Hundreds of concerned parents and community members rallied at a vocal Logan Square meeting Tuesday night and then marched through the neighborhood with candles in hand to protest a recent Chicago Board of Education decision to turn Ames Middle School into a military academy. The protesters also voiced their uncertainty about the future of Kelvyn Park High School.
The Logan Square Neighborhood Association's 52nd Congress saw a discussion that covered a variety of important community issues, but chief among them was a strong feeling that Chicago Public School officials and Mayor Rahm Emanuel are not listening to the concerns of area residents.
“There is a very clear reason the leadership at CPS is not responsive to the community, and that’s because they aren’t accountable to us’’ said State Rep. Will Guzzardi (D-Chicago), who was elected two months ago due to, in part, his strong backing from Chicago teachers and his support of an elected school board. “The community is mourning the loss of Ames and needs assurance from all its leaders that there is a plan for Kelvyn Park.’’
St. Edmund's Village Apartments, a South Side housing complex subsidized by the Chicago Low-Income Housing Trust Fund, is infested with bed bugs, rodents, and mold, according to one tenant and a group of housing activists who protested outside of the nonprofit’s board meeting in the Loop on Tuesday.
The building’s owner, Rev. Richard Tolliver, is a slumlord, the activists allege. He is president and CEO of St. Edmund’s Redevelopment Corporation, which purchased the complex in 1999. He was also appointed by Mayor Rahm Emanuel to serve on the Low-Income Housing Trust Fund’s board of directors.
“The building is crawling with bed bugs, roaches, rats ... it has leaky windows, mold, busted pipes and the management is no good,” said Janet Wilson, 43, a resident at St. Edmund's for more than 13 years. “The mayor has a slumlord on his team.”
Given the recent findings, housing advocates say it is crucial that the state restore funding for the education of students with unstable homes.
"We’ve got this exploding population, but yet districts don’t have sufficient resources to adequately serve them," said Patricia Nix-Hodes, associate director of the law project at the Chicago Coalition for the Homeless.
An advisory zoning committee for Chicago's 46th Ward signed off on a private developer's request for $14 million in tax increment financing (TIF) assistance for a proposed luxury housing complex in Uptown at its monthly meeting Monday night.

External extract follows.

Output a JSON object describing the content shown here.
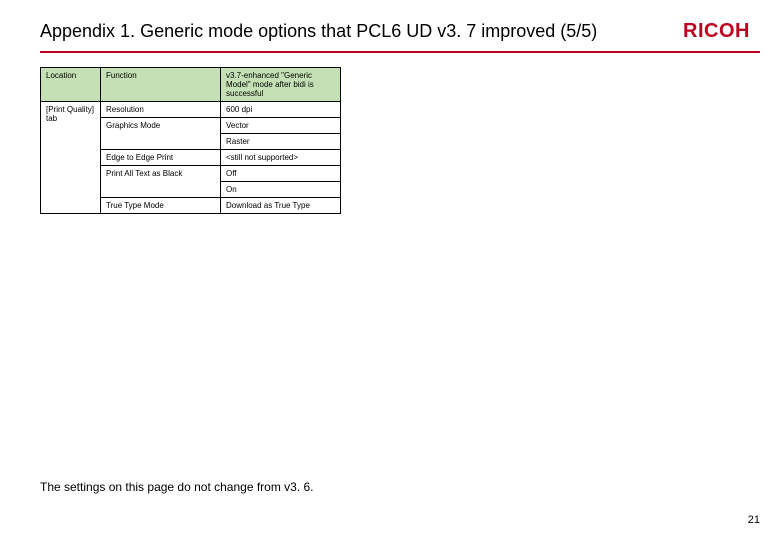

The 46th Ward’s Zoning and Development Committee, put in place by Ald. James Cappleman (46th), approved preliminary plans for JDL Development's TIF project despite opposition from low-income housing advocates in the area.
A group of about 30 community activists staged a protest outside of Cappleman's office Monday night before attending the zoning meeting, held at Weiss Memorial Hospital. The protestors toted signs reading, "Stop displacing our neighborhood" and "Save Uptown diversity."
"Cappleman, as alderman over his tenure in office, repeatedly supported gentrification projects that affect the community in ways that force out diversity from Uptown and that have devastating effects on low-income communities and communities of color in Uptown," community activist Ashley Bohrer said at the protest. "Building affordable housing would be the best way to use public money for public services, and that means helping communities that are in the most need."
Chanting "No more evictions!", a group of about 60 Chicago housing activists picketed outside the office of a Logan Square property management firm Thursday evening to call out the company for allegedly displacing tenants from one of its apartment buildings.
Last fall, M. Fishman & Company, which describes itself on its website as “Chicago’s premier property management company,” took over a 50-unit apartment building in Logan Square at 2536 N. Sawyer Ave. According to current tenants, the company in October sent most of the residents who did not have an existing lease a 30-day notice to vacate the building.